Lt. Gov. Ron Ramsey has expressed confidence that Republicans in control of state government will soon start whipping the Tennessee Department of Children’s Services into shape.
Ramsey told reporters on Thursday he believes Republicans “have proven, with the leadership in the Senate and leadership in the House and the governor, we can tackle a tough problem and solve it.”
“It will take a little while, a year or two probably, but we can fix it,” he said of the troubled agency. Ramsey made his comments after delivering remarks at an Associated Press-sponsored forum on issues in the 2013 General Assembly.
On Feb. 5 Gov. Bill Haslam accepted the resignation of Kate O’Day, who’d served as DCS commissioner since January 2011. The agency has been the focus of criticism from lawmakers and the media for its handling of cases involving abused and neglected children.
The same day O’Day resigned, Haslam appointed Department of Intellectual and Developmental Disabilities Commissioner Jim Henry to serve as interim head of DCS.
In a presentation before the Tennessee Senate Health and Welfare Committee last week, Henry vowed to improve agency transparency and chart a course of reform.
“I am not going to be an interim commissioner just babysitting for the next commissioner to come on board,” said Henry. “I promise you, I will not be passive, or a caretaker. I will attack these problems as they exist.”
Henry said his priority is to “ensure that the next commissioner will not have to build the ship again, but will get on a ship that is headed in the right direction.”
Lt. Gov. Ramsey noted that DCS dysfunction is “nothing new.”
“I remember the previous commissioner under (Democratic Gov. Phil) Bredesen was honored by some national organization and I think every legislator, including Democrats, were shocked by that because (DCS) was not being run well then and had its problems,” said the Blountville Republican. Ramsey has served as speaker of the state Senate since 2007, when he defeated Democrat John Wilder for the chamber’s top slot.
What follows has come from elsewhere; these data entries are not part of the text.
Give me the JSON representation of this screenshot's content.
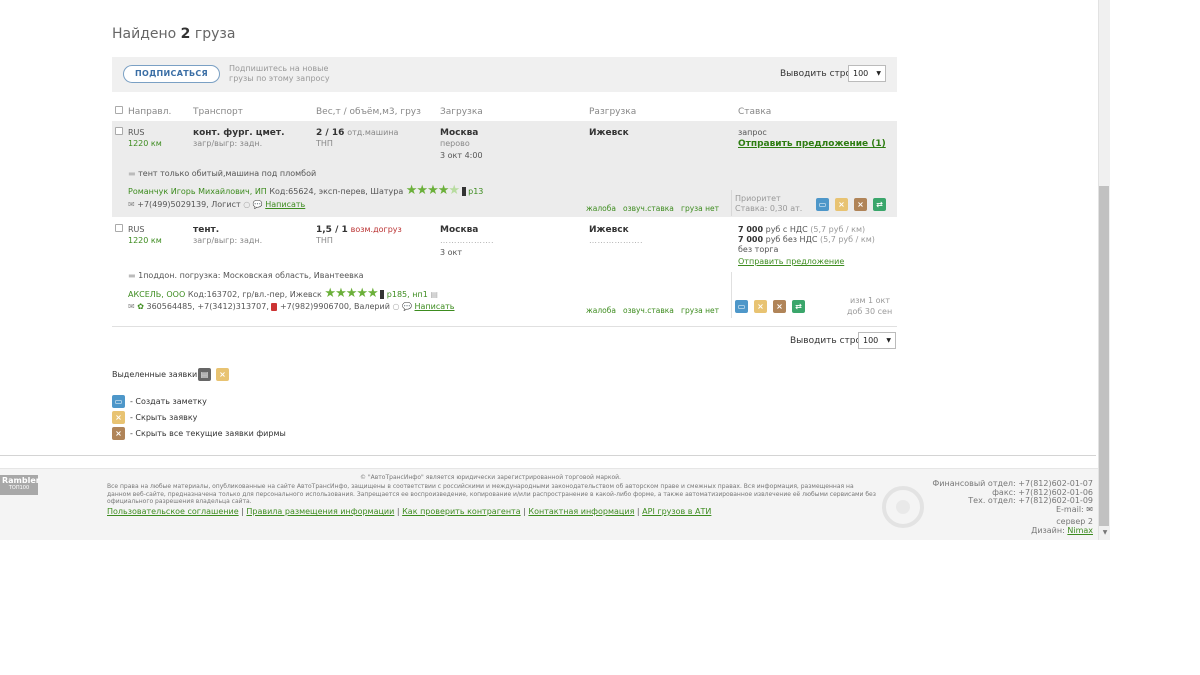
{
  "header": {
    "found_prefix": "Найдено",
    "found_count": "2",
    "found_suffix": "груза"
  },
  "subscribe": {
    "button": "ПОДПИСАТЬСЯ",
    "hint": "Подпишитесь на новые грузы по этому запросу"
  },
  "rows_per_page": {
    "label": "Выводить строк",
    "value": "100"
  },
  "columns": {
    "direction": "Направл.",
    "transport": "Транспорт",
    "weight": "Вес,т / объём,м3, груз",
    "loading": "Загрузка",
    "unloading": "Разгрузка",
    "rate": "Ставка"
  },
  "rows": [
    {
      "country": "RUS",
      "distance": "1220 км",
      "transport_type": "конт. фург. цмет.",
      "transport_load": "загр/выгр: задн.",
      "weight": "2 / 16",
      "weight_note": "отд.машина",
      "cargo": "ТНП",
      "load_city": "Москва",
      "load_place": "перово",
      "load_date": "3 окт 4:00",
      "unload_city": "Ижевск",
      "rate_text": "запрос",
      "rate_link": "Отправить предложение (1)",
      "note": "тент только обитый,машина под пломбой",
      "company_name": "Романчук Игорь Михайлович, ИП",
      "company_info": "Код:65624, эксп-перев, Шатура",
      "rating_filled": 3.5,
      "rating_total": 5,
      "company_badge": "р13",
      "phone": "+7(499)5029139, Логист",
      "write_link": "Написать",
      "complaint": "жалоба",
      "voiced_rate": "озвуч.ставка",
      "no_cargo": "груза нет",
      "priority_label": "Приоритет",
      "priority_rate": "Ставка: 0,30 ат."
    },
    {
      "country": "RUS",
      "distance": "1220 км",
      "transport_type": "тент.",
      "transport_load": "загр/выгр: задн.",
      "weight": "1,5 / 1",
      "weight_note": "возм.догруз",
      "cargo": "ТНП",
      "load_city": "Москва",
      "load_place": "……………….",
      "load_date": "3 окт",
      "unload_city": "Ижевск",
      "unload_place": "……………….",
      "rate_vat_amount": "7 000",
      "rate_vat_text": "руб с НДС",
      "rate_vat_per_km": "(5,7 руб / км)",
      "rate_novat_amount": "7 000",
      "rate_novat_text": "руб без НДС",
      "rate_novat_per_km": "(5,7 руб / км)",
      "rate_no_haggle": "без торга",
      "rate_link": "Отправить предложение",
      "note": "1поддон. погрузка: Московская область, Ивантеевка",
      "company_name": "АКСЕЛЬ, ООО",
      "company_info": "Код:163702, гр/вл.-пер, Ижевск",
      "rating_filled": 5,
      "rating_total": 5,
      "company_badge": "р185, нп1",
      "phone": "360564485, +7(3412)313707,",
      "phone2": "+7(982)9906700, Валерий",
      "write_link": "Написать",
      "complaint": "жалоба",
      "voiced_rate": "озвуч.ставка",
      "no_cargo": "груза нет",
      "changed": "изм 1 окт",
      "added": "доб 30 сен"
    }
  ],
  "selected": {
    "label": "Выделенные заявки:"
  },
  "legend": [
    {
      "icon": "note-icon",
      "text": "- Создать заметку"
    },
    {
      "icon": "hide-icon",
      "text": "- Скрыть заявку"
    },
    {
      "icon": "hide-all-icon",
      "text": "- Скрыть все текущие заявки фирмы"
    }
  ],
  "footer": {
    "copyright": "© \"АвтоТрансИнфо\" является юридически зарегистрированной торговой маркой.",
    "rights": "Все права на любые материалы, опубликованные на сайте АвтоТрансИнфо, защищены в соответствии с российскими и международными законодательством об авторском праве и смежных правах. Вся информация, размещенная на данном веб-сайте, предназначена только для персонального использования. Запрещается ее воспроизведение, копирование и/или распространение в какой-либо форме, а также автоматизированное извлечение её любыми сервисами без официального разрешения владельца сайта.",
    "links": [
      "Пользовательское соглашение",
      "Правила размещения информации",
      "Как проверить контрагента",
      "Контактная информация",
      "API грузов в АТИ"
    ],
    "finance": "Финансовый отдел: +7(812)602-01-07",
    "fax": "факс: +7(812)602-01-06",
    "tech": "Тех. отдел: +7(812)602-01-09",
    "email": "E-mail:",
    "server": "сервер 2",
    "design_label": "Дизайн:",
    "design_link": "Nimax",
    "rambler": "Rambler",
    "rambler_top": "ТОП100"
  }
}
Often when the subject has come up of late, Gov. Bill Haslam, too, has pointed out that DCS’s woes are chronic in nature.
“Running DCS is incredibly difficult,” said Haslam upon being asked about O’Day’s departure following a speech he gave to the Tennessee Press Association Feb. 7. “As somebody told me, DCS has been in existence for like 16 years and they’ve had 16 bad years in a row. It’s the product of a merger, six different departments, there’s a lot of systems issues that haven’t worked out.”
Democrats, however, charge that with Republicans now in power DCS is in a sorrier state than just a few years ago. In their enthusiasm to revamp legislative processes and reduce “duplication and fragmentation,” Ramsey and GOP House Speaker Beth Harwell rashly eliminated legislative committees with the power to probe and monitor DCS, House Democrats said in a press conference last month.
Since 2001 DCS has been laboring to get out from under federal court oversight following a lawsuit over its handling and supervision of foster care children.
A coalition of Tennessee media outlets, led by the The Tennessean, is suing DCS to gain access to agency records pertaining to more than 200 children who died or were gravely harmed under DCS’s watch since 2009.
Haslam last week defended his administration’s handling of the media coalition’s open-records request and the subsequent lawsuit. State officials have offered to release more records than have been available in the past, but state and federal statutes mandate that care be taken to prevent identifying information about victimized children and families from becoming public, said the governor.
A department attorney made the state’s case before the Senate Health and Welfare Committee alongside Commissioner Henry last week.
“This very broad request would have allowed not just the media but any member of the genera public for any reason, good or ill, to identify those children and their families, to know where they live, to know their phone numbers, to know other personal details — to view the entire case files of these children who died or nearly died because of neglect,” Douglas E. Dimond, general counsel for the Department of Children’s Services, told the Senate committee following Henry’s presentation.
Dimond said the files requested by the media coalition included pictures of abused children and interviews conducted by agency investigators with victims “wherein they graphically described the sexual and or physical abuse that they suffered.”
“It would have been an extremely broad representation of private lives of children and families who deserve protection,” Dimond told lawmakers.
Last month a Davidson County Chancery Court judge ruled that the department must turn over redacted copies of certain files requested. The state responded last week that the cost of producing those records would run more than $55,000.